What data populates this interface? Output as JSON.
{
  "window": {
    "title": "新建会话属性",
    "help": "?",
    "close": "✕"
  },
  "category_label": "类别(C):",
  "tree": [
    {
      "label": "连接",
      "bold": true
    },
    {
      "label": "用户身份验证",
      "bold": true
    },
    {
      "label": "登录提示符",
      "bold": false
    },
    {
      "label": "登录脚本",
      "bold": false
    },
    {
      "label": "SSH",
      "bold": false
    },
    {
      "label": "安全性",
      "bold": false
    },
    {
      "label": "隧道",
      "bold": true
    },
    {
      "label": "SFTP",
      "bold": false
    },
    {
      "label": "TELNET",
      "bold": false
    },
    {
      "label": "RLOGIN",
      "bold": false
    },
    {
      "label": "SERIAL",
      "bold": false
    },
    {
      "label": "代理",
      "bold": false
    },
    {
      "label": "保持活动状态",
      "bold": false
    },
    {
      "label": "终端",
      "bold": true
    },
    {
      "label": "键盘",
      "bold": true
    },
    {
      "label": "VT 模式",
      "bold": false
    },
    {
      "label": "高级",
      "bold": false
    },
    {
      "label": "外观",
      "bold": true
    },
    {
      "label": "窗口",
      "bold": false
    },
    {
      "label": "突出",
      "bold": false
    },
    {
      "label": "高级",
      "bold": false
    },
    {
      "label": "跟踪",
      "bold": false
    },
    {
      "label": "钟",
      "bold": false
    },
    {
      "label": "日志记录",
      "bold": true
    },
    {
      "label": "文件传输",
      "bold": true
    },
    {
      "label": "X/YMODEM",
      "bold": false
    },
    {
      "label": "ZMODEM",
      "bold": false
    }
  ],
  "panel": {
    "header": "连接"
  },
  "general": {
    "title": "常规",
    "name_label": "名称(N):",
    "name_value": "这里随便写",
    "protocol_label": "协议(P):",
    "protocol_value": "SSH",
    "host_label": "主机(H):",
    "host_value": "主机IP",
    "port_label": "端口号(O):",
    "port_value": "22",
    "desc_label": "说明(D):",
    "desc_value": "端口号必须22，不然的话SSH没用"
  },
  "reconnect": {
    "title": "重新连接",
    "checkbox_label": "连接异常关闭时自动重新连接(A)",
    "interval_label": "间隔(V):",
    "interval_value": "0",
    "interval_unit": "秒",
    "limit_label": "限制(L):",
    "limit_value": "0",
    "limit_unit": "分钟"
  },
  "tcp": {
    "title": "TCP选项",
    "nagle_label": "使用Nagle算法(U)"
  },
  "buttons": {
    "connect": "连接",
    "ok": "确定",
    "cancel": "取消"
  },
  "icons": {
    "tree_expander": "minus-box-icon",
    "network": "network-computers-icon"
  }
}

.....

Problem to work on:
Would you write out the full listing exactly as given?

Output below:
What data populates this interface? Output as JSON.
{
  "window": {
    "title": "新建会话属性",
    "help": "?",
    "close": "✕"
  },
  "category_label": "类别(C):",
  "tree": [
    {
      "label": "连接",
      "bold": true
    },
    {
      "label": "用户身份验证",
      "bold": true
    },
    {
      "label": "登录提示符",
      "bold": false
    },
    {
      "label": "登录脚本",
      "bold": false
    },
    {
      "label": "SSH",
      "bold": false
    },
    {
      "label": "安全性",
      "bold": false
    },
    {
      "label": "隧道",
      "bold": true
    },
    {
      "label": "SFTP",
      "bold": false
    },
    {
      "label": "TELNET",
      "bold": false
    },
    {
      "label": "RLOGIN",
      "bold": false
    },
    {
      "label": "SERIAL",
      "bold": false
    },
    {
      "label": "代理",
      "bold": false
    },
    {
      "label": "保持活动状态",
      "bold": false
    },
    {
      "label": "终端",
      "bold": true
    },
    {
      "label": "键盘",
      "bold": true
    },
    {
      "label": "VT 模式",
      "bold": false
    },
    {
      "label": "高级",
      "bold": false
    },
    {
      "label": "外观",
      "bold": true
    },
    {
      "label": "窗口",
      "bold": false
    },
    {
      "label": "突出",
      "bold": false
    },
    {
      "label": "高级",
      "bold": false
    },
    {
      "label": "跟踪",
      "bold": false
    },
    {
      "label": "钟",
      "bold": false
    },
    {
      "label": "日志记录",
      "bold": true
    },
    {
      "label": "文件传输",
      "bold": true
    },
    {
      "label": "X/YMODEM",
      "bold": false
    },
    {
      "label": "ZMODEM",
      "bold": false
    }
  ],
  "panel": {
    "header": "连接"
  },
  "general": {
    "title": "常规",
    "name_label": "名称(N):",
    "name_value": "这里随便写",
    "protocol_label": "协议(P):",
    "protocol_value": "SSH",
    "host_label": "主机(H):",
    "host_value": "主机IP",
    "port_label": "端口号(O):",
    "port_value": "22",
    "desc_label": "说明(D):",
    "desc_value": "端口号必须22，不然的话SSH没用"
  },
  "reconnect": {
    "title": "重新连接",
    "checkbox_label": "连接异常关闭时自动重新连接(A)",
    "interval_label": "间隔(V):",
    "interval_value": "0",
    "interval_unit": "秒",
    "limit_label": "限制(L):",
    "limit_value": "0",
    "limit_unit": "分钟"
  },
  "tcp": {
    "title": "TCP选项",
    "nagle_label": "使用Nagle算法(U)"
  },
  "buttons": {
    "connect": "连接",
    "ok": "确定",
    "cancel": "取消"
  },
  "icons": {
    "tree_expander": "minus-box-icon",
    "network": "network-computers-icon"
  }
}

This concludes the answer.